Nineteen-year-old Kabukabu Nyambe was raised by her mother in Shangombo, an isolated rural region of Zambia. A 17-hour drive from Zambia's capital, Shangombo has poor roads and erratic electricity, and is cut off from news and economic opportunity. Many girls do not have the opportunity to go to school. Without an education, they face a future of early marriage and almost certain rural poverty.
Kabukabu knew from an early age that she wanted to be a teacher -- but her single mother struggled to pay for her schooling. With the support of the charity Camfed, Kabukabu was able to complete secondary school and pass her final exams. This September, she started a BA in Education at the University of Zambia (UNZA) -- an incredible achievement given the obstacles poverty has put in her way. Today, her dream of becoming a teacher is within reach -- and she plans to continue her studies to become a university lecturer. Here is her story:
"My mother was a subsistence farmer and she supported seven children on her own -- my two siblings and me, and four of her sister's children, who are orphans. She managed to take care of all of us by selling farm products like maize, sweet potatoes, and groundnuts.
My mother reached grade nine. She got pregnant with her first child so she had to stop school. My mother wanted to continue with her education but previously re-entry was not allowed if a girl gets pregnant.
I received the education I wanted because I was adopted by Camfed. I wouldn't have been able to attend secondary school if it was through my mother's sales from her farm produce. Camfed started supporting me from grade eight until I finished grade 12.
Although I had passed through all these challenges, I was always focused and determined with my education. I wanted to achieve the highest level possible, to help my mother take care of other siblings.
I never expected to be accepted at the highest learning institution in the country. I felt happy because I knew I would pursue my dream of becoming a teacher. I told my family about receiving an admission letter and all of them were proud of me. I remember my mother saying: 'Life is a journey, so you should work hard to be what you want to be.'
If I could give advice to other rural girls, I would tell them education is the most important asset that a girl can acquire. I would tell them coming from a rural place does not mean you cannot accomplish your plans.
I want to be a female role model to girls from remotest areas like Shangombo. I plan to study for my degree then for my master's and become a lecturer at UNZA. I am motivated to teach at UNZA because I want to encourage students like me and to tell them that challenges are there to sharpen us, build us and make us strong so as to realise the potential in us."

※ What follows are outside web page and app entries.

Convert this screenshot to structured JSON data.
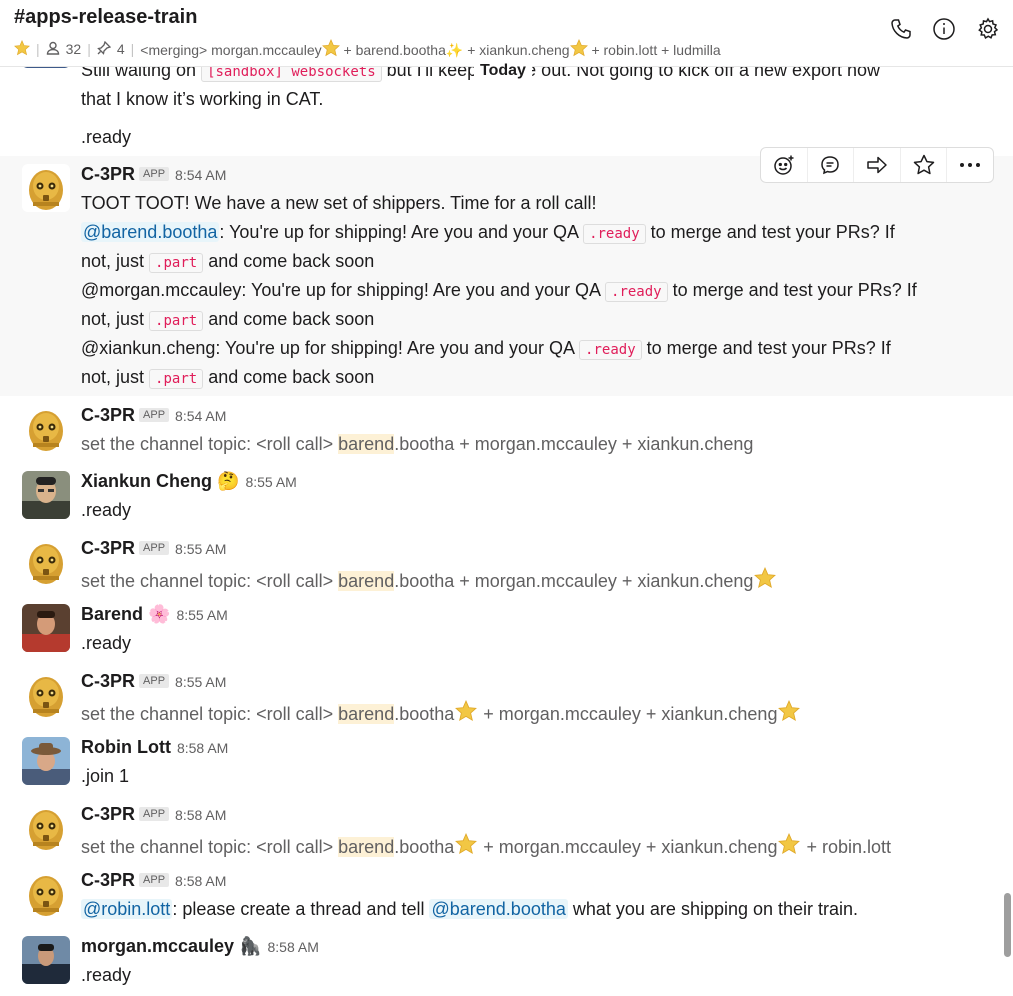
{
  "header": {
    "channel": "#apps-release-train",
    "member_count": "32",
    "pinned_count": "4",
    "topic": "<merging> morgan.mccauley",
    "topic_2": "+ barend.bootha",
    "topic_3": "+ xiankun.cheng",
    "topic_4": "+ robin.lott + ludmilla",
    "icons": [
      "star-icon",
      "members-icon",
      "pin-icon",
      "phone-icon",
      "info-icon",
      "gear-icon"
    ]
  },
  "divider": {
    "label": "Today"
  },
  "prev": {
    "line1a": "Still waiting on ",
    "code1": "[sandbox] websockets",
    "line1b": " but I'll keep an eye out. Not going to kick off a new export now",
    "line2": "that I know it’s working in CAT.",
    "line3": ".ready"
  },
  "toolbar": {
    "icons": [
      "add-reaction-icon",
      "reply-thread-icon",
      "share-icon",
      "save-icon",
      "more-icon"
    ]
  },
  "msgs": {
    "m1": {
      "name": "C-3PR",
      "badge": "APP",
      "time": "8:54 AM",
      "l1": "TOOT TOOT! We have a new set of shippers. Time for a roll call!",
      "m_barend": "@barend.bootha",
      "l2a": ": You're up for shipping! Are you and your QA ",
      "ready": ".ready",
      "l2b": " to merge and test your PRs? If",
      "l3a": "not, just ",
      "part": ".part",
      "l3b": " and come back soon",
      "l4a": "@morgan.mccauley: You're up for shipping! Are you and your QA ",
      "l4b": " to merge and test your PRs? If",
      "l6a": "@xiankun.cheng: You're up for shipping! Are you and your QA ",
      "l6b": " to merge and test your PRs? If"
    },
    "m2": {
      "name": "C-3PR",
      "badge": "APP",
      "time": "8:54 AM",
      "pre": "set the channel topic: <roll call> ",
      "hl": "barend",
      "post": ".bootha + morgan.mccauley + xiankun.cheng"
    },
    "m3": {
      "name": "Xiankun Cheng",
      "status": "🤔",
      "time": "8:55 AM",
      "text": ".ready"
    },
    "m4": {
      "name": "C-3PR",
      "badge": "APP",
      "time": "8:55 AM",
      "pre": "set the channel topic: <roll call> ",
      "hl": "barend",
      "post": ".bootha + morgan.mccauley + xiankun.cheng"
    },
    "m5": {
      "name": "Barend",
      "status": "🌸",
      "time": "8:55 AM",
      "text": ".ready"
    },
    "m6": {
      "name": "C-3PR",
      "badge": "APP",
      "time": "8:55 AM",
      "pre": "set the channel topic: <roll call> ",
      "hl": "barend",
      "a": ".bootha",
      "b": " + morgan.mccauley + xiankun.cheng"
    },
    "m7": {
      "name": "Robin Lott",
      "time": "8:58 AM",
      "text": ".join 1"
    },
    "m8": {
      "name": "C-3PR",
      "badge": "APP",
      "time": "8:58 AM",
      "pre": "set the channel topic: <roll call> ",
      "hl": "barend",
      "a": ".bootha",
      "b": " + morgan.mccauley + xiankun.cheng",
      "c": " + robin.lott"
    },
    "m9": {
      "name": "C-3PR",
      "badge": "APP",
      "time": "8:58 AM",
      "m_robin": "@robin.lott",
      "t1": ": please create a thread and tell ",
      "m_barend": "@barend.bootha",
      "t2": " what you are shipping on their train."
    },
    "m10": {
      "name": "morgan.mccauley",
      "status": "🦍",
      "time": "8:58 AM",
      "text": ".ready"
    }
  },
  "colors": {
    "mention": "#1264a3",
    "code": "#e01e5a",
    "highlight": "#fdf1d6",
    "star": "#f2c744"
  }
}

This blog is part of a series called "Malala's Impact," which highlights the need for global education. The series is launched in partnership with the UN's Global Day of Action for Malalacampaign on November 10.